What was advertised in a colonial American newspaper 250 years ago today?
“Leather-Dressers, & Breeches-Makers, in Kingstreet, Portsmouth.”
James Haslett and Mathew Haslett placed an advertisement in the October 30, 1772, edition of the New-Hampshire Gazette to inform prospective customers that they made “Leather Breeches of all sorts” at their shop on King Street in Portsmouth. They declared that they made breeches “as neat as cheap & as good as any in New-England,” incorporating appeals to fashion, price, and quality into their short advertisement.
The Hasletts occasionally ran newspaper advertisements in the late 1760s and early 1770s. Sometimes they included other marketing strategies to generate interest in their business. For instance, in previous advertisements they stated that “the Sign of the BUCK and GLOVE” marked the location of their shop.
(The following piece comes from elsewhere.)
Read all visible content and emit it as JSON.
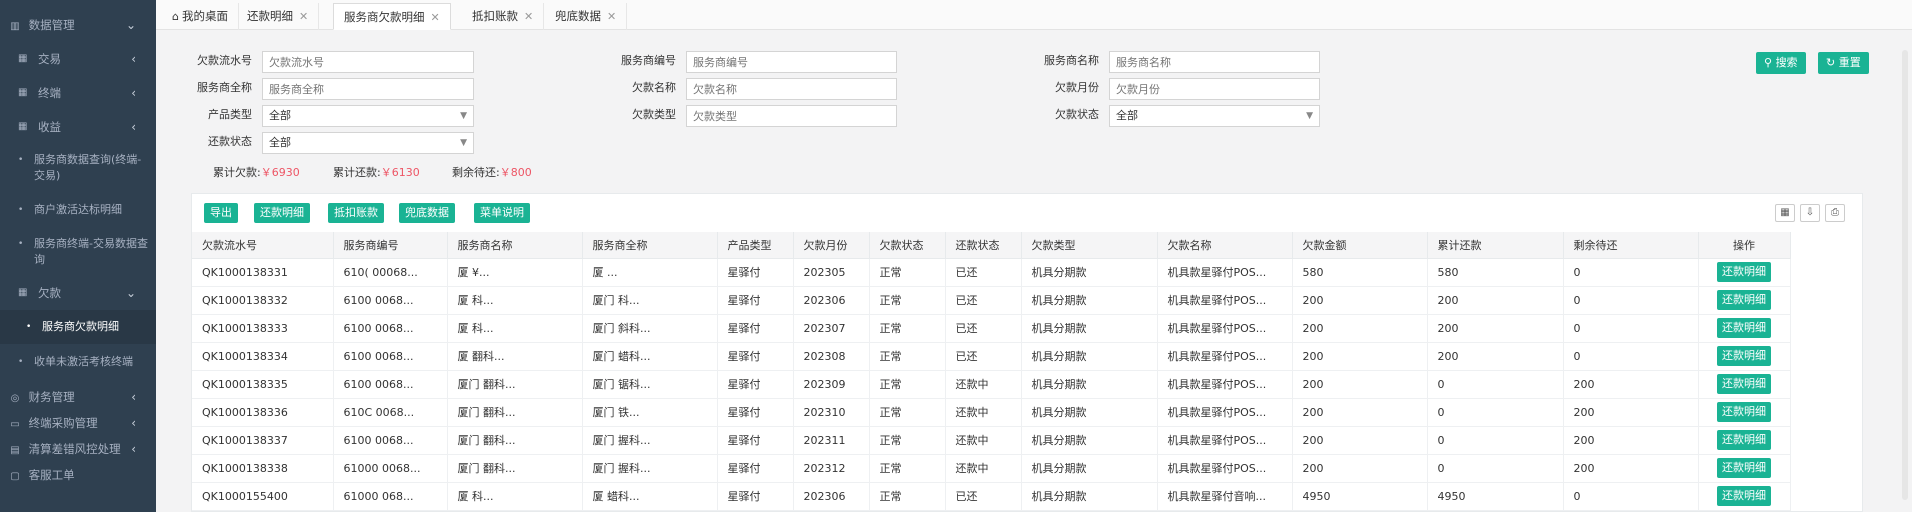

They also listed items for sale other than breeches, such as “all sorts of Wash Leather, Deer, Sheep and Moose Skins for Breeches and Jackets, Sheep Skins for Aprons, [and] Buck and Sheepskin Gloves.” They made bolder claims about the quality of their wares, proclaiming that “the above Articles is Warranted as good as any in Europe or America” rather than narrowing the comparison to their competitors in New England.
The woodcuts that adorned some of the Hasletts’ advertisements were the most distinctive aspect of their marketing efforts. The leather dressers commissioned several variations, but each depicted the Sign of the Buck and Glove along with an image of leather breeches. Some of them included their name within the sign. All of them included “1766,” the year the Hasletts relocated from Boston and established their shop in Portsmouth.
Why did the Hasletts discontinue using woodcuts to draw attention to their advertisements? Why did they run shorter advertisements that gave fewer details about their business? Perhaps they considered advertising a necessity as they sought to build their reputation in a new town, but over time determined that they achieved sufficient name recognition that they did not need more elaborate advertising to earn their livelihood their local market. As consumers became more familiar with the Hasletts and their wares, the “LEATHER DRESSERS from BOSTON” became “Leather-Dressers, & Breeches-Makers, in Kingstreet, Portsmouth,” who may have believed that relatively stark advertisements served their purpose now that they were no longer newcomers in their community.